**What the task requires**
If a line of the material contains "Αποθήκευση", copy it.

**Information given**
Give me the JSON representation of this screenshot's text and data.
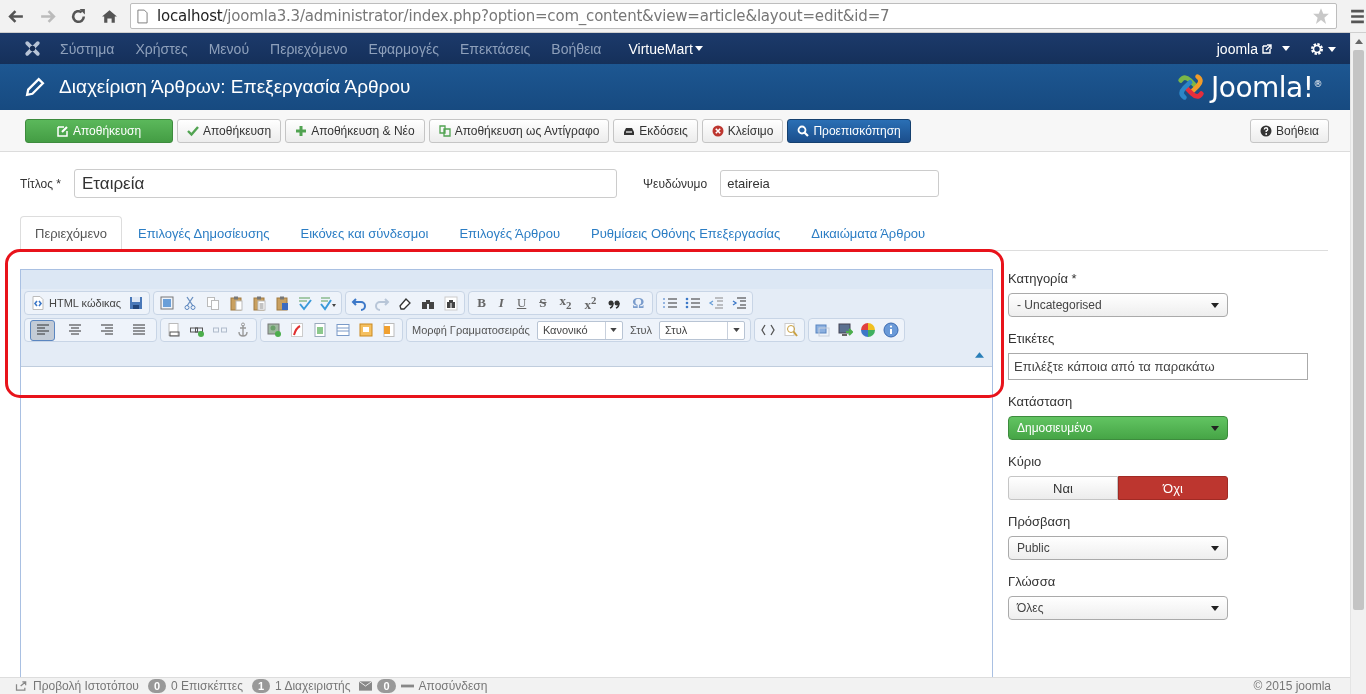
{
  "browser": {
    "url_host": "localhost",
    "url_path": "/joomla3.3/administrator/index.php?option=com_content&view=article&layout=edit&id=7"
  },
  "nav": {
    "items": [
      {
        "label": "Σύστημα"
      },
      {
        "label": "Χρήστες"
      },
      {
        "label": "Μενού"
      },
      {
        "label": "Περιεχόμενο"
      },
      {
        "label": "Εφαρμογές"
      },
      {
        "label": "Επεκτάσεις"
      },
      {
        "label": "Βοήθεια"
      }
    ],
    "extension_menu": "VirtueMart",
    "user": "joomla"
  },
  "header": {
    "title": "Διαχείριση Άρθρων: Επεξεργασία Άρθρου",
    "brand": "Joomla!$^{®}$"
  },
  "toolbar": {
    "buttons": [
      {
        "label": "Αποθήκευση",
        "kind": "save"
      },
      {
        "label": "Αποθήκευση",
        "kind": "apply"
      },
      {
        "label": "Αποθήκευση & Νέο",
        "kind": "new"
      },
      {
        "label": "Αποθήκευση ως Αντίγραφο",
        "kind": "copy"
      },
      {
        "label": "Εκδόσεις",
        "kind": "versions"
      },
      {
        "label": "Κλείσιμο",
        "kind": "close"
      },
      {
        "label": "Προεπισκόπηση",
        "kind": "preview"
      }
    ],
    "help": "Βοήθεια"
  },
  "form": {
    "title_label": "Τίτλος *",
    "title_value": "Εταιρεία",
    "alias_label": "Ψευδώνυμο",
    "alias_value": "etaireia"
  },
  "tabs": [
    {
      "label": "Περιεχόμενο",
      "selected": true
    },
    {
      "label": "Επιλογές Δημοσίευσης",
      "selected": false
    },
    {
      "label": "Εικόνες και σύνδεσμοι",
      "selected": false
    },
    {
      "label": "Επιλογές Άρθρου",
      "selected": false
    },
    {
      "label": "Ρυθμίσεις Οθόνης Επεξεργασίας",
      "selected": false
    },
    {
      "label": "Δικαιώματα Άρθρου",
      "selected": false
    }
  ],
  "editor": {
    "source_button": "HTML κώδικας",
    "format_glyphs": [
      "B",
      "I",
      "U",
      "S",
      "x$_{2}$",
      "x$^{2}$"
    ],
    "symbol_glyph": "Ω",
    "alignment": [
      {
        "selected": true
      },
      {
        "selected": false
      },
      {
        "selected": false
      },
      {
        "selected": false
      }
    ],
    "font_format_label": "Μορφή Γραμματοσειράς",
    "font_format_value": "Κανονικό",
    "style_label": "Στυλ",
    "style_value": "Στυλ"
  },
  "sidebar": {
    "fields": [
      {
        "kind": "select",
        "label": "Κατηγορία *",
        "value": "- Uncategorised"
      },
      {
        "kind": "text",
        "label": "Ετικέτες",
        "placeholder": "Επιλέξτε κάποια από τα παρακάτω"
      },
      {
        "kind": "status",
        "label": "Κατάσταση",
        "value": "Δημοσιευμένο"
      },
      {
        "kind": "toggle",
        "label": "Κύριο",
        "options": [
          {
            "label": "Ναι",
            "selected": false
          },
          {
            "label": "Όχι",
            "selected": true
          }
        ]
      },
      {
        "kind": "select",
        "label": "Πρόσβαση",
        "value": "Public"
      },
      {
        "kind": "select",
        "label": "Γλώσσα",
        "value": "Όλες"
      }
    ]
  },
  "status_bar": {
    "view_site": "Προβολή Ιστοτόπου",
    "visitors_count": "0",
    "visitors": "0 Επισκέπτες",
    "admins_count": "1",
    "admins": "1 Διαχειριστής",
    "messages_count": "0",
    "logout": "Αποσύνδεση",
    "copyright": "© 2015 joomla"
  }
}
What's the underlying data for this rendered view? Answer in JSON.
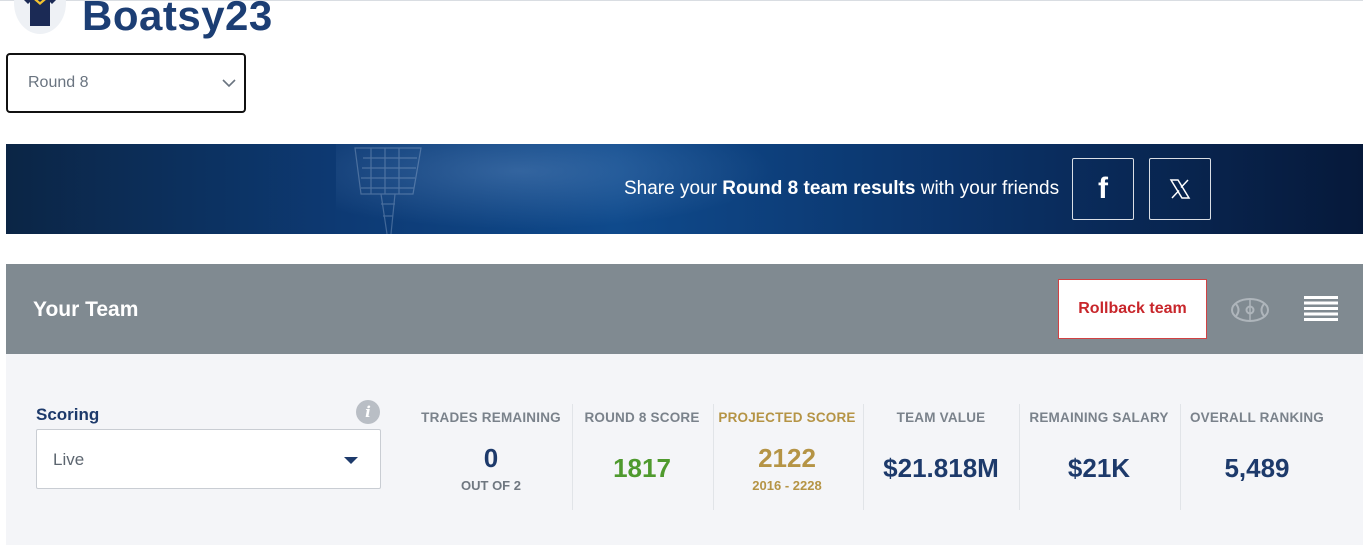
{
  "header": {
    "username": "Boatsy23",
    "round_select": {
      "value": "Round 8"
    }
  },
  "share_banner": {
    "text_prefix": "Share your ",
    "text_bold": "Round 8 team results",
    "text_suffix": " with your friends",
    "facebook_icon": "facebook-icon",
    "x_icon": "x-twitter-icon"
  },
  "team_bar": {
    "title": "Your Team",
    "rollback_label": "Rollback team",
    "field_view_icon": "football-field-icon",
    "list_view_icon": "list-view-icon"
  },
  "scoring": {
    "label": "Scoring",
    "value": "Live",
    "info_glyph": "i"
  },
  "stats": [
    {
      "label": "TRADES REMAINING",
      "value": "0",
      "sub": "OUT OF 2"
    },
    {
      "label": "ROUND 8 SCORE",
      "value": "1817",
      "sub": ""
    },
    {
      "label": "PROJECTED SCORE",
      "value": "2122",
      "sub": "2016 - 2228"
    },
    {
      "label": "TEAM VALUE",
      "value": "$21.818M",
      "sub": ""
    },
    {
      "label": "REMAINING SALARY",
      "value": "$21K",
      "sub": ""
    },
    {
      "label": "OVERALL RANKING",
      "value": "5,489",
      "sub": ""
    }
  ],
  "colors": {
    "navy": "#1c3e74",
    "score_green": "#4f9a2e",
    "projected_gold": "#b59445",
    "rollback_red": "#c8262b",
    "team_bar_grey": "#808a91",
    "panel_bg": "#f4f5f8"
  }
}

**Result for this exercise**
        "label": "Αποθήκευση",
        "label": "Αποθήκευση",
        "label": "Αποθήκευση & Νέο",
        "label": "Αποθήκευση ως Αντίγραφο",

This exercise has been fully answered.